(Beginning of Data supplied)

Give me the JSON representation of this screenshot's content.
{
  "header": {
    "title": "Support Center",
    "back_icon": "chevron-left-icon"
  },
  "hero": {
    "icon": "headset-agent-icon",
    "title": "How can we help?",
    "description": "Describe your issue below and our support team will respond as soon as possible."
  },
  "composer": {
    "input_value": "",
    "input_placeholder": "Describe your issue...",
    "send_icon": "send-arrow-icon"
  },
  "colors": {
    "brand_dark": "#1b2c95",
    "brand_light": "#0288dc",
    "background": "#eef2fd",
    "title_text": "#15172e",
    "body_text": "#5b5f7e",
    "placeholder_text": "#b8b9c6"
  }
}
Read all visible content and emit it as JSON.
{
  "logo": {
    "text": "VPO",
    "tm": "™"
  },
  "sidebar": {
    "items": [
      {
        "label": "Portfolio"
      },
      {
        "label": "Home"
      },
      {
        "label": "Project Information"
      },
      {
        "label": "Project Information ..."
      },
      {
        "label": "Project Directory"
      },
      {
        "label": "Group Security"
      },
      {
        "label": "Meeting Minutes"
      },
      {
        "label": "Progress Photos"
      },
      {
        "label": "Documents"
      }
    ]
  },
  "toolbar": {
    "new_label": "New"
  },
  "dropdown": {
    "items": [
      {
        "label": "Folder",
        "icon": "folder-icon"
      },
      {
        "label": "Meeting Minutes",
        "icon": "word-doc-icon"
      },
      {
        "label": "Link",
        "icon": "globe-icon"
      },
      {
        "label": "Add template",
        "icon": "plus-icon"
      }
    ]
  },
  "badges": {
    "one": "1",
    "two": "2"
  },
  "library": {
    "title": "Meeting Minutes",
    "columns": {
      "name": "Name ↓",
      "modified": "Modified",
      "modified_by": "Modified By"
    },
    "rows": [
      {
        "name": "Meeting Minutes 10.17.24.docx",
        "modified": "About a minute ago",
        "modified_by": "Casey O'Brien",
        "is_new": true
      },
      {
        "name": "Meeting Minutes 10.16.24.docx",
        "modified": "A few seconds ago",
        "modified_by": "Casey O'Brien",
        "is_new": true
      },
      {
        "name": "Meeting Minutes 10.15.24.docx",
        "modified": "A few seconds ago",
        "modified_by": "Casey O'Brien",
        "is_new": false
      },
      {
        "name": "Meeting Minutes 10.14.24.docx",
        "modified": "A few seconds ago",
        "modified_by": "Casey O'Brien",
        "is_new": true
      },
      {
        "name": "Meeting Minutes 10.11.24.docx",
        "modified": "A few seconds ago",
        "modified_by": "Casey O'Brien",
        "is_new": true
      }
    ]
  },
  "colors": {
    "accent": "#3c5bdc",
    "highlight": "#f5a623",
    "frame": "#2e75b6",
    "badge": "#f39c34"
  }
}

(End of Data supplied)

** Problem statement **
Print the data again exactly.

** Exercise result **
Give me the JSON representation of this screenshot's content.
{
  "header": {
    "title": "Support Center",
    "back_icon": "chevron-left-icon"
  },
  "hero": {
    "icon": "headset-agent-icon",
    "title": "How can we help?",
    "description": "Describe your issue below and our support team will respond as soon as possible."
  },
  "composer": {
    "input_value": "",
    "input_placeholder": "Describe your issue...",
    "send_icon": "send-arrow-icon"
  },
  "colors": {
    "brand_dark": "#1b2c95",
    "brand_light": "#0288dc",
    "background": "#eef2fd",
    "title_text": "#15172e",
    "body_text": "#5b5f7e",
    "placeholder_text": "#b8b9c6"
  }
}
Read all visible content and emit it as JSON.
{
  "logo": {
    "text": "VPO",
    "tm": "™"
  },
  "sidebar": {
    "items": [
      {
        "label": "Portfolio"
      },
      {
        "label": "Home"
      },
      {
        "label": "Project Information"
      },
      {
        "label": "Project Information ..."
      },
      {
        "label": "Project Directory"
      },
      {
        "label": "Group Security"
      },
      {
        "label": "Meeting Minutes"
      },
      {
        "label": "Progress Photos"
      },
      {
        "label": "Documents"
      }
    ]
  },
  "toolbar": {
    "new_label": "New"
  },
  "dropdown": {
    "items": [
      {
        "label": "Folder",
        "icon": "folder-icon"
      },
      {
        "label": "Meeting Minutes",
        "icon": "word-doc-icon"
      },
      {
        "label": "Link",
        "icon": "globe-icon"
      },
      {
        "label": "Add template",
        "icon": "plus-icon"
      }
    ]
  },
  "badges": {
    "one": "1",
    "two": "2"
  },
  "library": {
    "title": "Meeting Minutes",
    "columns": {
      "name": "Name ↓",
      "modified": "Modified",
      "modified_by": "Modified By"
    },
    "rows": [
      {
        "name": "Meeting Minutes 10.17.24.docx",
        "modified": "About a minute ago",
        "modified_by": "Casey O'Brien",
        "is_new": true
      },
      {
        "name": "Meeting Minutes 10.16.24.docx",
        "modified": "A few seconds ago",
        "modified_by": "Casey O'Brien",
        "is_new": true
      },
      {
        "name": "Meeting Minutes 10.15.24.docx",
        "modified": "A few seconds ago",
        "modified_by": "Casey O'Brien",
        "is_new": false
      },
      {
        "name": "Meeting Minutes 10.14.24.docx",
        "modified": "A few seconds ago",
        "modified_by": "Casey O'Brien",
        "is_new": true
      },
      {
        "name": "Meeting Minutes 10.11.24.docx",
        "modified": "A few seconds ago",
        "modified_by": "Casey O'Brien",
        "is_new": true
      }
    ]
  },
  "colors": {
    "accent": "#3c5bdc",
    "highlight": "#f5a623",
    "frame": "#2e75b6",
    "badge": "#f39c34"
  }
}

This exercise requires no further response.